Excerpts from an interface dataset
***
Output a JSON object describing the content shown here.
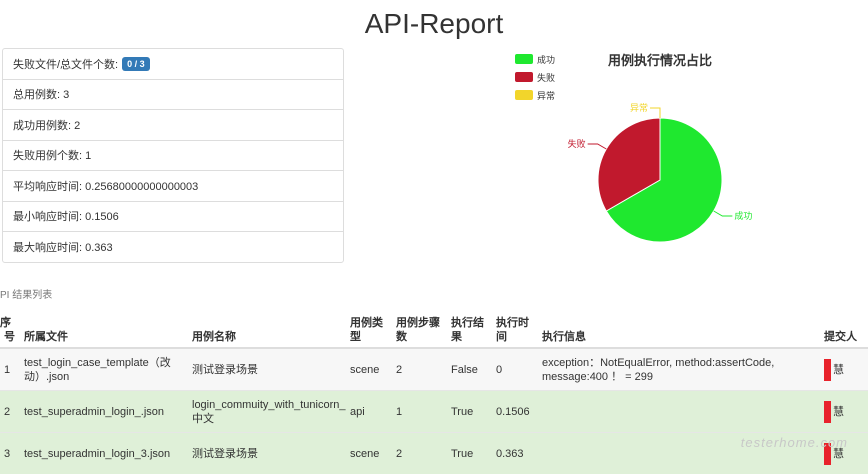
{
  "title": "API-Report",
  "summary": {
    "fail_files_label": "失败文件/总文件个数:",
    "fail_files_badge": "0 / 3",
    "total_cases": "总用例数: 3",
    "success_cases": "成功用例数: 2",
    "failed_cases": "失败用例个数: 1",
    "avg_time": "平均响应时间: 0.25680000000000003",
    "min_time": "最小响应时间: 0.1506",
    "max_time": "最大响应时间: 0.363"
  },
  "chart_data": {
    "type": "pie",
    "title": "用例执行情况占比",
    "categories": [
      "成功",
      "失败",
      "异常"
    ],
    "values": [
      2,
      1,
      0
    ],
    "colors": [
      "#1fe82f",
      "#c1192d",
      "#f2d52b"
    ],
    "legend_position": "top-left"
  },
  "section_label": "PI 结果列表",
  "table": {
    "headers": [
      "序号",
      "所属文件",
      "用例名称",
      "用例类型",
      "用例步骤数",
      "执行结果",
      "执行时间",
      "执行信息",
      "提交人"
    ],
    "rows": [
      {
        "idx": "1",
        "file": "test_login_case_template（改动）.json",
        "name": "测试登录场景",
        "type": "scene",
        "steps": "2",
        "result": "False",
        "time": "0",
        "info": "exception：NotEqualError, method:assertCode, message:400 ！ = 299",
        "submitter": "慧",
        "status": "fail"
      },
      {
        "idx": "2",
        "file": "test_superadmin_login_.json",
        "name": "login_commuity_with_tunicorn_中文",
        "type": "api",
        "steps": "1",
        "result": "True",
        "time": "0.1506",
        "info": "",
        "submitter": "慧",
        "status": "pass"
      },
      {
        "idx": "3",
        "file": "test_superadmin_login_3.json",
        "name": "测试登录场景",
        "type": "scene",
        "steps": "2",
        "result": "True",
        "time": "0.363",
        "info": "",
        "submitter": "慧",
        "status": "pass"
      }
    ]
  },
  "watermark": "testerhome.com"
}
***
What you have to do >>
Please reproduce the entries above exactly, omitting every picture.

Written response >>
Output a JSON object describing the content shown here.
{
  "title": "API-Report",
  "summary": {
    "fail_files_label": "失败文件/总文件个数:",
    "fail_files_badge": "0 / 3",
    "total_cases": "总用例数: 3",
    "success_cases": "成功用例数: 2",
    "failed_cases": "失败用例个数: 1",
    "avg_time": "平均响应时间: 0.25680000000000003",
    "min_time": "最小响应时间: 0.1506",
    "max_time": "最大响应时间: 0.363"
  },
  "chart_data": {
    "type": "pie",
    "title": "用例执行情况占比",
    "categories": [
      "成功",
      "失败",
      "异常"
    ],
    "values": [
      2,
      1,
      0
    ],
    "colors": [
      "#1fe82f",
      "#c1192d",
      "#f2d52b"
    ],
    "legend_position": "top-left"
  },
  "section_label": "PI 结果列表",
  "table": {
    "headers": [
      "序号",
      "所属文件",
      "用例名称",
      "用例类型",
      "用例步骤数",
      "执行结果",
      "执行时间",
      "执行信息",
      "提交人"
    ],
    "rows": [
      {
        "idx": "1",
        "file": "test_login_case_template（改动）.json",
        "name": "测试登录场景",
        "type": "scene",
        "steps": "2",
        "result": "False",
        "time": "0",
        "info": "exception：NotEqualError, method:assertCode, message:400 ！ = 299",
        "submitter": "慧",
        "status": "fail"
      },
      {
        "idx": "2",
        "file": "test_superadmin_login_.json",
        "name": "login_commuity_with_tunicorn_中文",
        "type": "api",
        "steps": "1",
        "result": "True",
        "time": "0.1506",
        "info": "",
        "submitter": "慧",
        "status": "pass"
      },
      {
        "idx": "3",
        "file": "test_superadmin_login_3.json",
        "name": "测试登录场景",
        "type": "scene",
        "steps": "2",
        "result": "True",
        "time": "0.363",
        "info": "",
        "submitter": "慧",
        "status": "pass"
      }
    ]
  },
  "watermark": "testerhome.com"
}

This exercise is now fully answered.